Martha M. Vertreace
The snow stuns the sky into quiet
only the lake understands,
restive beyond the gray stone breakwater.
Across the street, my neighbor knows
a green hope weaves a wooden trellis
over a fresh-powdered walk, his jacket,
a plaid patch on the shed doorknob.
His brown daughter sprouts bud breasts
under her sweatshirt; twirls tendrils
of dark braids, then steadies the plank
with both hands as her eyes follow
his hammer's arc.
In her, I am twelve
again, New Year's Eve: my mother and I
sleep early—she, in their pink room,
I where my brother and I share bunks,
walls not repainted pre-war blue
when we move in, little floor space
for second-hand chairs, desks,
chests-of-drawers. Weak springs
give as sheets twine her ankles.
Pillowing in premature wishes,
we fear silver bullets
in my neighbor's pistol, his bayou way

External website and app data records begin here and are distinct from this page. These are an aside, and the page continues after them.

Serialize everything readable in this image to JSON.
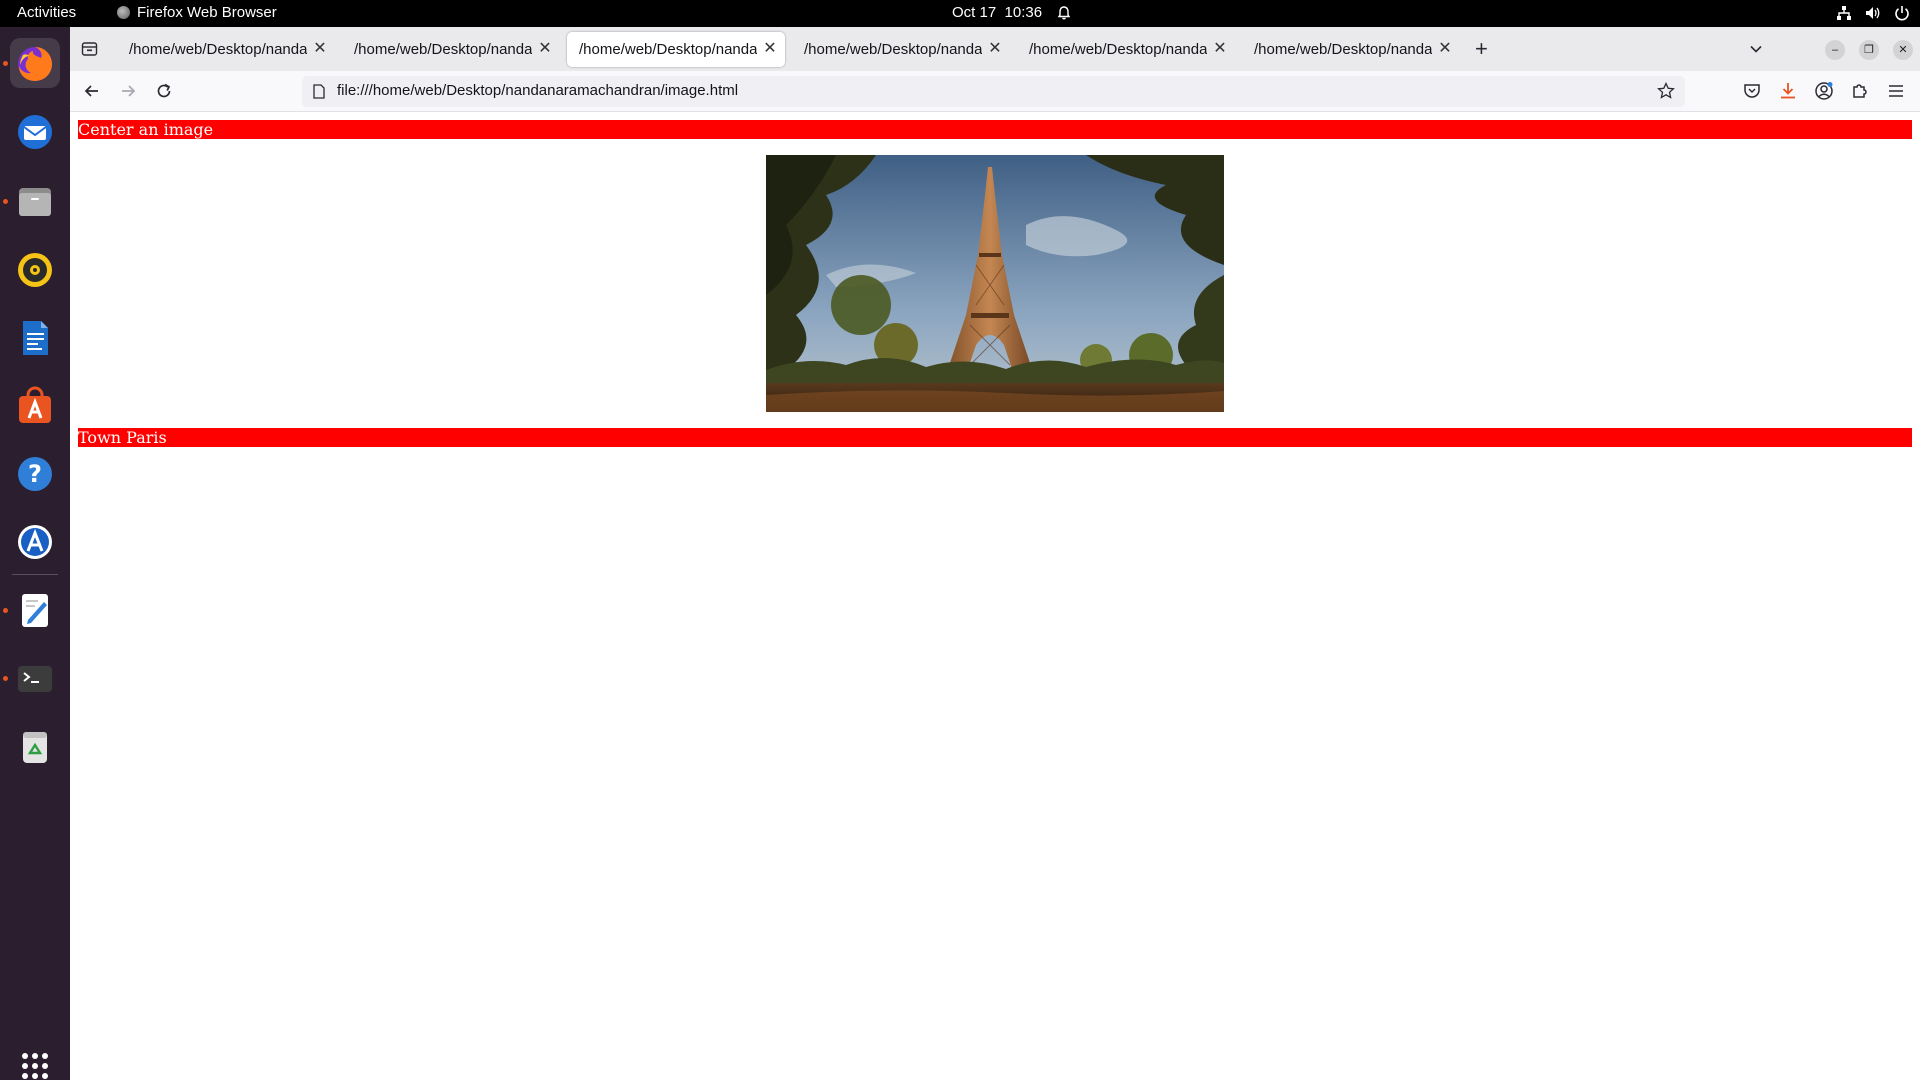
{
  "topbar": {
    "activities": "Activities",
    "app_name": "Firefox Web Browser",
    "date": "Oct 17",
    "time": "10:36"
  },
  "dock": {
    "items": [
      {
        "name": "Firefox",
        "icon": "firefox-icon",
        "running": true
      },
      {
        "name": "Thunderbird",
        "icon": "thunderbird-icon",
        "running": false
      },
      {
        "name": "Files",
        "icon": "files-icon",
        "running": true
      },
      {
        "name": "Rhythmbox",
        "icon": "rhythmbox-icon",
        "running": false
      },
      {
        "name": "LibreOffice Writer",
        "icon": "writer-icon",
        "running": false
      },
      {
        "name": "Ubuntu Software",
        "icon": "software-icon",
        "running": false
      },
      {
        "name": "Help",
        "icon": "help-icon",
        "running": false
      },
      {
        "name": "App Center",
        "icon": "appcenter-icon",
        "running": false
      },
      {
        "name": "Text Editor",
        "icon": "text-editor-icon",
        "running": true
      },
      {
        "name": "Terminal",
        "icon": "terminal-icon",
        "running": true
      },
      {
        "name": "Trash",
        "icon": "trash-icon",
        "running": false
      },
      {
        "name": "Show Apps",
        "icon": "app-grid-icon",
        "running": false
      }
    ]
  },
  "browser": {
    "tabs": [
      {
        "title": "/home/web/Desktop/nandanaramachandran",
        "selected": false
      },
      {
        "title": "/home/web/Desktop/nandanaramachandran",
        "selected": false
      },
      {
        "title": "/home/web/Desktop/nandanaramachandran",
        "selected": true
      },
      {
        "title": "/home/web/Desktop/nandanaramachandran",
        "selected": false
      },
      {
        "title": "/home/web/Desktop/nandanaramachandran",
        "selected": false
      },
      {
        "title": "/home/web/Desktop/nandanaramachandran",
        "selected": false
      }
    ],
    "url": "file:///home/web/Desktop/nandanaramachandran/image.html"
  },
  "page": {
    "heading": "Center an image",
    "caption": "Town Paris",
    "banner_color": "#ff0000",
    "banner_text_color": "#ffffff"
  },
  "colors": {
    "topbar": "#000000",
    "dock": "#2b1e2f",
    "tabstrip": "#eaeaed",
    "accent_orange": "#e95420"
  }
}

of killing earthbound ghosts
when the old year dies,
and so it goes.
The last slats nailed in place,
the girl trails her father into a house

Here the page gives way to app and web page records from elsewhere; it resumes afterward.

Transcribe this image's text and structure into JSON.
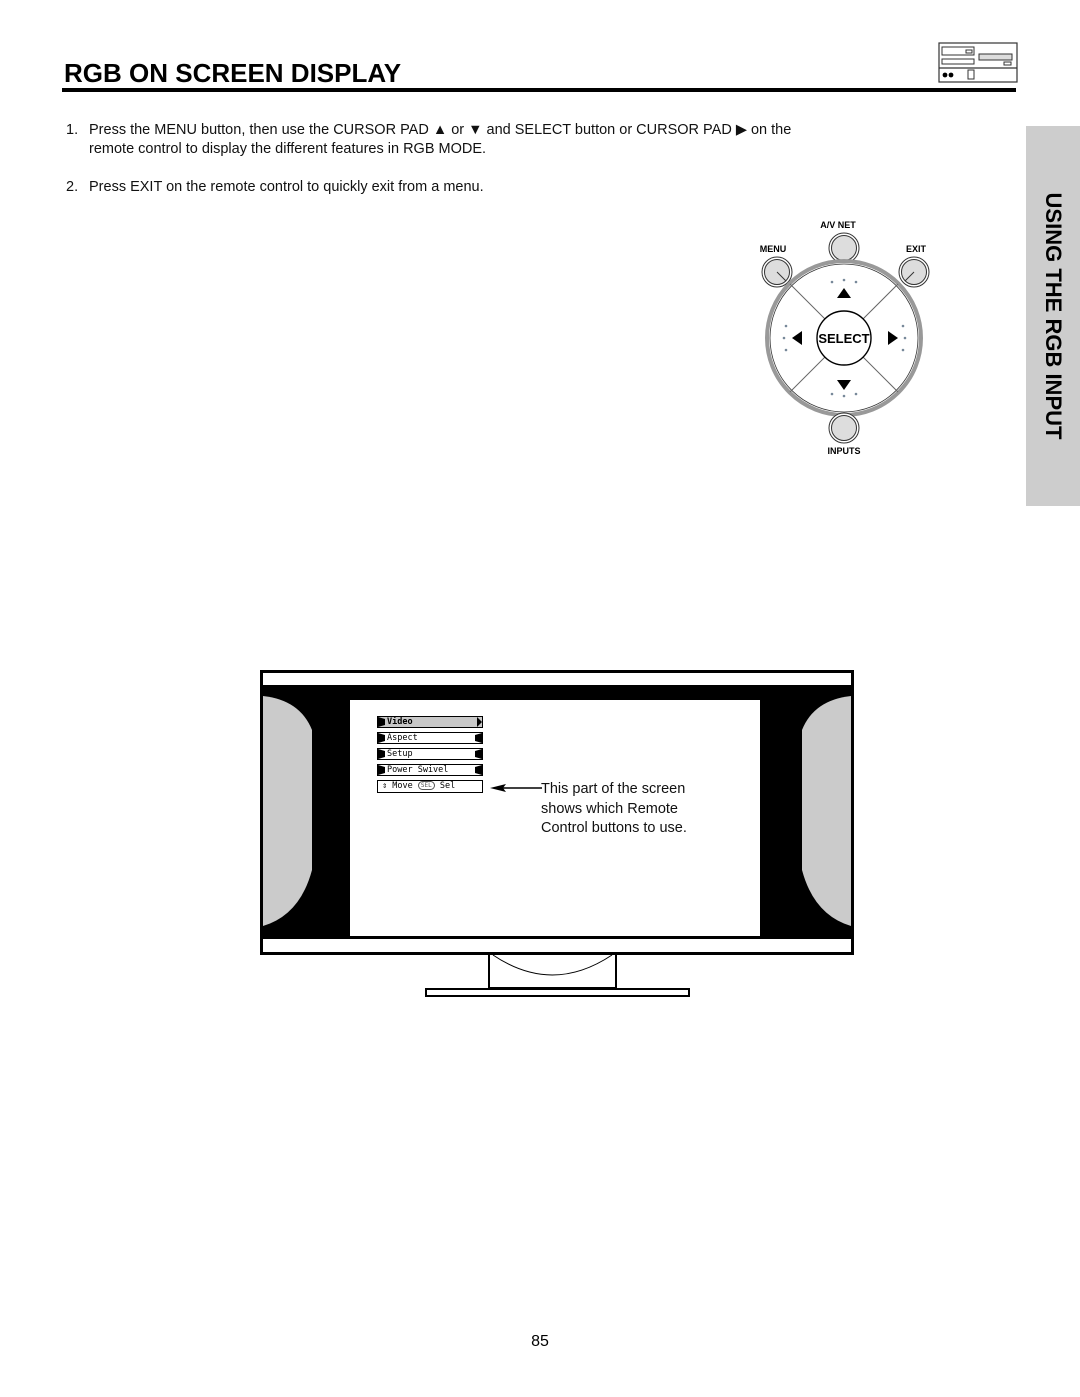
{
  "page": {
    "title": "RGB ON SCREEN DISPLAY",
    "side_tab": "USING THE RGB INPUT",
    "page_number": "85"
  },
  "steps": [
    {
      "number": "1.",
      "lines": [
        "Press the MENU button, then use the CURSOR PAD ▲ or ▼ and SELECT button or CURSOR PAD ▶ on the",
        "remote control to display the different features in RGB MODE."
      ]
    },
    {
      "number": "2.",
      "lines": [
        "Press EXIT on the remote control to quickly exit from a menu."
      ]
    }
  ],
  "remote": {
    "av_net": "A/V NET",
    "menu": "MENU",
    "exit": "EXIT",
    "select": "SELECT",
    "inputs": "INPUTS"
  },
  "osd_menu": {
    "items": [
      {
        "label": "Video",
        "selected": true
      },
      {
        "label": "Aspect",
        "selected": false
      },
      {
        "label": "Setup",
        "selected": false
      },
      {
        "label": "Power Swivel",
        "selected": false
      }
    ],
    "help": {
      "move_icon": "⇕",
      "move": "Move",
      "sel_badge": "SEL",
      "sel": "Sel"
    }
  },
  "callout": {
    "lines": [
      "This part of the screen",
      "shows which Remote",
      "Control buttons to use."
    ]
  }
}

aflame with saffron light of melting snow,
holy surprise getting past the silence.
A nighthawk perches sideways in the ash

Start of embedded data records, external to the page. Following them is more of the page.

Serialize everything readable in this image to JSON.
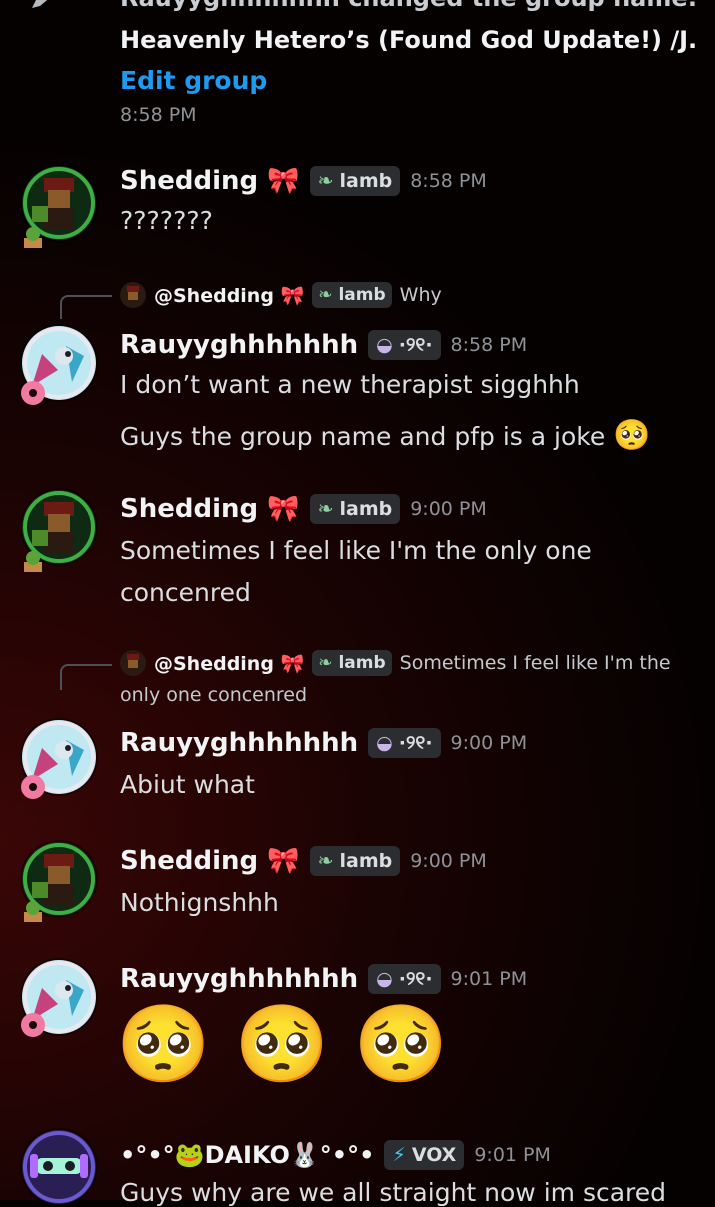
{
  "system": {
    "header_partial": "Rauyyghhhhhhh changed the group name:",
    "group_name": "Heavenly Hetero’s (Found God Update!) /J.",
    "edit_link": "Edit group",
    "time": "8:58 PM"
  },
  "colors": {
    "link": "#1e9bf0",
    "timestamp": "#8e9297",
    "name": "#f2f3f5"
  },
  "users": {
    "shedding": {
      "name": "Shedding",
      "name_emoji": "🎀",
      "tag_icon": "leaf-icon",
      "tag": "lamb"
    },
    "rauyy": {
      "name": "Rauyyghhhhhhh",
      "tag_icon": "lavender-badge-icon",
      "tag": "·୨୧·"
    },
    "daiko": {
      "name": "•°•°🐸DAIKO🐰°•°•",
      "tag_icon": "bolt-icon",
      "tag": "VOX"
    }
  },
  "messages": [
    {
      "user": "shedding",
      "time": "8:58 PM",
      "lines": [
        "???????"
      ]
    },
    {
      "user": "rauyy",
      "time": "8:58 PM",
      "reply": {
        "mention": "@Shedding",
        "mention_emoji": "🎀",
        "tag": "lamb",
        "text": "Why"
      },
      "lines": [
        "I don’t want a new therapist sigghhh",
        "Guys the group name and pfp is a joke"
      ],
      "line_emoji": "🥺"
    },
    {
      "user": "shedding",
      "time": "9:00 PM",
      "lines": [
        "Sometimes I feel like I'm the only one",
        "concenred"
      ]
    },
    {
      "user": "rauyy",
      "time": "9:00 PM",
      "reply": {
        "mention": "@Shedding",
        "mention_emoji": "🎀",
        "tag": "lamb",
        "text": "Sometimes I feel like I'm the",
        "text2": "only one concenred"
      },
      "lines": [
        "Abiut what"
      ]
    },
    {
      "user": "shedding",
      "time": "9:00 PM",
      "lines": [
        "Nothignshhh"
      ]
    },
    {
      "user": "rauyy",
      "time": "9:01 PM",
      "emojis": [
        "🥺",
        "🥺",
        "🥺"
      ]
    },
    {
      "user": "daiko",
      "time": "9:01 PM",
      "lines": [
        "Guys why are we all straight now im scared"
      ]
    }
  ]
}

like a bundle of wet leaves, unfurls
her wings, then lifts into air
I thought too cold for flight.